WHAT THE TASK ASKS: Retype all of the data exactly as given.

━━━

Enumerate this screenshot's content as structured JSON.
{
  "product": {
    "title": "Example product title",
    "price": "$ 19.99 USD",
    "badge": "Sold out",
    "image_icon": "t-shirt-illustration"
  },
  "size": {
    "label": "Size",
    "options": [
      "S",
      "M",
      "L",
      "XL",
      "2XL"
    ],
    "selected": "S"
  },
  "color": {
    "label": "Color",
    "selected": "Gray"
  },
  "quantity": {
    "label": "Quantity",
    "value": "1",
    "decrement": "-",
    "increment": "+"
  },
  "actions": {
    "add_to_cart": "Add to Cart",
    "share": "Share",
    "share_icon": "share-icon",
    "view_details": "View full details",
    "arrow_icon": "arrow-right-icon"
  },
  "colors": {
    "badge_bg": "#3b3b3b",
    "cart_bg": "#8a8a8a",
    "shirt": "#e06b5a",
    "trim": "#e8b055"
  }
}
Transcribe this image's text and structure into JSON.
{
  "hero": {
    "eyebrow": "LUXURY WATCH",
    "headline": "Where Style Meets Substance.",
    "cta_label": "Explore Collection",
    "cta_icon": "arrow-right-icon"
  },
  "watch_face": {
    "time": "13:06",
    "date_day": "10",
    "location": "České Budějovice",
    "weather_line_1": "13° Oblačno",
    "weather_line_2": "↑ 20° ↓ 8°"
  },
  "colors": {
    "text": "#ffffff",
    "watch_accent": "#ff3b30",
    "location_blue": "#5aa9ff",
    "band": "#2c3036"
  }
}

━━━

REPLY TO THE EXERCISE:
Enumerate this screenshot's content as structured JSON.
{
  "product": {
    "title": "Example product title",
    "price": "$ 19.99 USD",
    "badge": "Sold out",
    "image_icon": "t-shirt-illustration"
  },
  "size": {
    "label": "Size",
    "options": [
      "S",
      "M",
      "L",
      "XL",
      "2XL"
    ],
    "selected": "S"
  },
  "color": {
    "label": "Color",
    "selected": "Gray"
  },
  "quantity": {
    "label": "Quantity",
    "value": "1",
    "decrement": "-",
    "increment": "+"
  },
  "actions": {
    "add_to_cart": "Add to Cart",
    "share": "Share",
    "share_icon": "share-icon",
    "view_details": "View full details",
    "arrow_icon": "arrow-right-icon"
  },
  "colors": {
    "badge_bg": "#3b3b3b",
    "cart_bg": "#8a8a8a",
    "shirt": "#e06b5a",
    "trim": "#e8b055"
  }
}
Transcribe this image's text and structure into JSON.
{
  "hero": {
    "eyebrow": "LUXURY WATCH",
    "headline": "Where Style Meets Substance.",
    "cta_label": "Explore Collection",
    "cta_icon": "arrow-right-icon"
  },
  "watch_face": {
    "time": "13:06",
    "date_day": "10",
    "location": "České Budějovice",
    "weather_line_1": "13° Oblačno",
    "weather_line_2": "↑ 20° ↓ 8°"
  },
  "colors": {
    "text": "#ffffff",
    "watch_accent": "#ff3b30",
    "location_blue": "#5aa9ff",
    "band": "#2c3036"
  }
}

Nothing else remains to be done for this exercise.